My son Alex wanted to be Doc Oc. and of course there are no costumes for him. So we came up with original costume ideas that we saw on the web. The "arms" are noodles (like you use in a pool) spray painted with silver spray paint, wire for the claws and tin foil wrapped around them.
The trench coat (ala Chow Yun Fat!) came from Goodwill, the gloves and sun glasses from the dollar store. And the smile? That’s all his!
Total Spent: $35
A Doc Oc with working Octopus Arms – bet you haven’t seen original costume ideas like this one! The coat and everything else was pretty standard thrift-shop fair. The middle "Belt" or "Back Harness" was made from vinyl left over from past years costumes. Just decorate paint and wrap around his middle.
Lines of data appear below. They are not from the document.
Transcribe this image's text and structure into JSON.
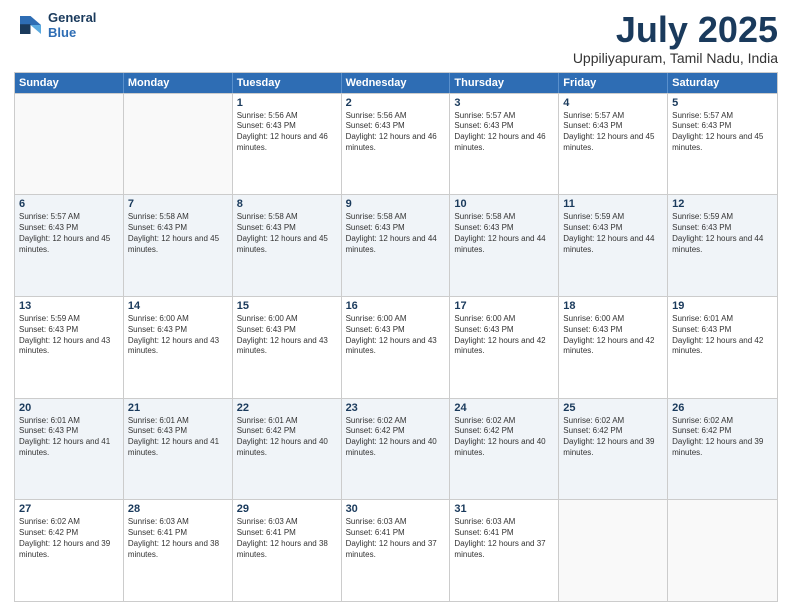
{
  "header": {
    "logo_line1": "General",
    "logo_line2": "Blue",
    "main_title": "July 2025",
    "subtitle": "Uppiliyapuram, Tamil Nadu, India"
  },
  "weekdays": [
    "Sunday",
    "Monday",
    "Tuesday",
    "Wednesday",
    "Thursday",
    "Friday",
    "Saturday"
  ],
  "rows": [
    [
      {
        "day": "",
        "sunrise": "",
        "sunset": "",
        "daylight": "",
        "empty": true
      },
      {
        "day": "",
        "sunrise": "",
        "sunset": "",
        "daylight": "",
        "empty": true
      },
      {
        "day": "1",
        "sunrise": "Sunrise: 5:56 AM",
        "sunset": "Sunset: 6:43 PM",
        "daylight": "Daylight: 12 hours and 46 minutes."
      },
      {
        "day": "2",
        "sunrise": "Sunrise: 5:56 AM",
        "sunset": "Sunset: 6:43 PM",
        "daylight": "Daylight: 12 hours and 46 minutes."
      },
      {
        "day": "3",
        "sunrise": "Sunrise: 5:57 AM",
        "sunset": "Sunset: 6:43 PM",
        "daylight": "Daylight: 12 hours and 46 minutes."
      },
      {
        "day": "4",
        "sunrise": "Sunrise: 5:57 AM",
        "sunset": "Sunset: 6:43 PM",
        "daylight": "Daylight: 12 hours and 45 minutes."
      },
      {
        "day": "5",
        "sunrise": "Sunrise: 5:57 AM",
        "sunset": "Sunset: 6:43 PM",
        "daylight": "Daylight: 12 hours and 45 minutes."
      }
    ],
    [
      {
        "day": "6",
        "sunrise": "Sunrise: 5:57 AM",
        "sunset": "Sunset: 6:43 PM",
        "daylight": "Daylight: 12 hours and 45 minutes."
      },
      {
        "day": "7",
        "sunrise": "Sunrise: 5:58 AM",
        "sunset": "Sunset: 6:43 PM",
        "daylight": "Daylight: 12 hours and 45 minutes."
      },
      {
        "day": "8",
        "sunrise": "Sunrise: 5:58 AM",
        "sunset": "Sunset: 6:43 PM",
        "daylight": "Daylight: 12 hours and 45 minutes."
      },
      {
        "day": "9",
        "sunrise": "Sunrise: 5:58 AM",
        "sunset": "Sunset: 6:43 PM",
        "daylight": "Daylight: 12 hours and 44 minutes."
      },
      {
        "day": "10",
        "sunrise": "Sunrise: 5:58 AM",
        "sunset": "Sunset: 6:43 PM",
        "daylight": "Daylight: 12 hours and 44 minutes."
      },
      {
        "day": "11",
        "sunrise": "Sunrise: 5:59 AM",
        "sunset": "Sunset: 6:43 PM",
        "daylight": "Daylight: 12 hours and 44 minutes."
      },
      {
        "day": "12",
        "sunrise": "Sunrise: 5:59 AM",
        "sunset": "Sunset: 6:43 PM",
        "daylight": "Daylight: 12 hours and 44 minutes."
      }
    ],
    [
      {
        "day": "13",
        "sunrise": "Sunrise: 5:59 AM",
        "sunset": "Sunset: 6:43 PM",
        "daylight": "Daylight: 12 hours and 43 minutes."
      },
      {
        "day": "14",
        "sunrise": "Sunrise: 6:00 AM",
        "sunset": "Sunset: 6:43 PM",
        "daylight": "Daylight: 12 hours and 43 minutes."
      },
      {
        "day": "15",
        "sunrise": "Sunrise: 6:00 AM",
        "sunset": "Sunset: 6:43 PM",
        "daylight": "Daylight: 12 hours and 43 minutes."
      },
      {
        "day": "16",
        "sunrise": "Sunrise: 6:00 AM",
        "sunset": "Sunset: 6:43 PM",
        "daylight": "Daylight: 12 hours and 43 minutes."
      },
      {
        "day": "17",
        "sunrise": "Sunrise: 6:00 AM",
        "sunset": "Sunset: 6:43 PM",
        "daylight": "Daylight: 12 hours and 42 minutes."
      },
      {
        "day": "18",
        "sunrise": "Sunrise: 6:00 AM",
        "sunset": "Sunset: 6:43 PM",
        "daylight": "Daylight: 12 hours and 42 minutes."
      },
      {
        "day": "19",
        "sunrise": "Sunrise: 6:01 AM",
        "sunset": "Sunset: 6:43 PM",
        "daylight": "Daylight: 12 hours and 42 minutes."
      }
    ],
    [
      {
        "day": "20",
        "sunrise": "Sunrise: 6:01 AM",
        "sunset": "Sunset: 6:43 PM",
        "daylight": "Daylight: 12 hours and 41 minutes."
      },
      {
        "day": "21",
        "sunrise": "Sunrise: 6:01 AM",
        "sunset": "Sunset: 6:43 PM",
        "daylight": "Daylight: 12 hours and 41 minutes."
      },
      {
        "day": "22",
        "sunrise": "Sunrise: 6:01 AM",
        "sunset": "Sunset: 6:42 PM",
        "daylight": "Daylight: 12 hours and 40 minutes."
      },
      {
        "day": "23",
        "sunrise": "Sunrise: 6:02 AM",
        "sunset": "Sunset: 6:42 PM",
        "daylight": "Daylight: 12 hours and 40 minutes."
      },
      {
        "day": "24",
        "sunrise": "Sunrise: 6:02 AM",
        "sunset": "Sunset: 6:42 PM",
        "daylight": "Daylight: 12 hours and 40 minutes."
      },
      {
        "day": "25",
        "sunrise": "Sunrise: 6:02 AM",
        "sunset": "Sunset: 6:42 PM",
        "daylight": "Daylight: 12 hours and 39 minutes."
      },
      {
        "day": "26",
        "sunrise": "Sunrise: 6:02 AM",
        "sunset": "Sunset: 6:42 PM",
        "daylight": "Daylight: 12 hours and 39 minutes."
      }
    ],
    [
      {
        "day": "27",
        "sunrise": "Sunrise: 6:02 AM",
        "sunset": "Sunset: 6:42 PM",
        "daylight": "Daylight: 12 hours and 39 minutes."
      },
      {
        "day": "28",
        "sunrise": "Sunrise: 6:03 AM",
        "sunset": "Sunset: 6:41 PM",
        "daylight": "Daylight: 12 hours and 38 minutes."
      },
      {
        "day": "29",
        "sunrise": "Sunrise: 6:03 AM",
        "sunset": "Sunset: 6:41 PM",
        "daylight": "Daylight: 12 hours and 38 minutes."
      },
      {
        "day": "30",
        "sunrise": "Sunrise: 6:03 AM",
        "sunset": "Sunset: 6:41 PM",
        "daylight": "Daylight: 12 hours and 37 minutes."
      },
      {
        "day": "31",
        "sunrise": "Sunrise: 6:03 AM",
        "sunset": "Sunset: 6:41 PM",
        "daylight": "Daylight: 12 hours and 37 minutes."
      },
      {
        "day": "",
        "sunrise": "",
        "sunset": "",
        "daylight": "",
        "empty": true
      },
      {
        "day": "",
        "sunrise": "",
        "sunset": "",
        "daylight": "",
        "empty": true
      }
    ]
  ]
}
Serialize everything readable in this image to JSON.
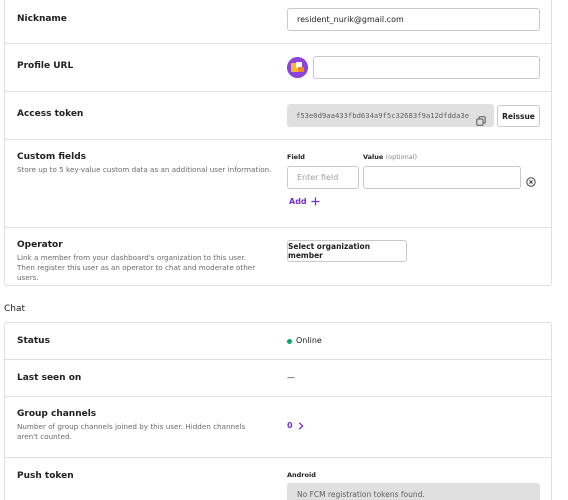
{
  "profile": {
    "nickname": {
      "label": "Nickname",
      "value": "resident_nurik@gmail.com"
    },
    "profile_url": {
      "label": "Profile URL",
      "value": ""
    },
    "access_token": {
      "label": "Access token",
      "value": "f53e0d9aa433fbd634a9f5c32683f9a12dfdda3e",
      "reissue_label": "Reissue"
    },
    "custom_fields": {
      "label": "Custom fields",
      "description": "Store up to 5 key-value custom data as an additional user information.",
      "field_header": "Field",
      "value_header": "Value",
      "value_optional": "(optional)",
      "field_placeholder": "Enter field",
      "value_placeholder": "",
      "add_label": "Add"
    },
    "operator": {
      "label": "Operator",
      "description": "Link a member from your dashboard's organization to this user. Then register this user as an operator to chat and moderate other users.",
      "button_label": "Select organization member"
    }
  },
  "chat": {
    "section_title": "Chat",
    "status": {
      "label": "Status",
      "value": "Online",
      "color": "#00a76f"
    },
    "last_seen": {
      "label": "Last seen on",
      "value": "—"
    },
    "group_channels": {
      "label": "Group channels",
      "description": "Number of group channels joined by this user. Hidden channels aren't counted.",
      "value": "0",
      "accent": "#742ddd"
    },
    "push_token": {
      "label": "Push token",
      "platform": "Android",
      "empty_text": "No FCM registration tokens found."
    }
  },
  "colors": {
    "accent": "#742ddd",
    "border": "#e0e0e0",
    "readonly_bg": "#e0e0e0"
  }
}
So the real trick is the arms. All four octopus arms are made with flexible dryer ducting. The top arms have fake claws made from carved Styrofoam. The top arms were anchored into the back harness with staples and wire. They have wire in them to help in posing. The bottom arms actually move! They have toy store "Doc Oc" grabbers threaded up in them to the performer’s real hands.
Inside the costume the performer had to keep his elbows in close to his sides so the arms could come from his lower sides and not his shoulders. So if his real hands are operating the Doc Oc arms where do you get human arms?
We used 1X1" wood to build an armature structure inside the sleeves of the coat to act as real arms. We crumpled up grocery bags to give the arms some thickness. The hands were 9-guage wire inside normal gloves and bent into useful positions. By giving the hands something useful to do (like holding a drink) the illusion is enhanced. A little glue helped this work better.
Doc Oc was a huge hit at the office! Its doubtful that a little kid could pull this one off so let dad be the villain and the kid can be Spiderman the hero!
Total Spent: $25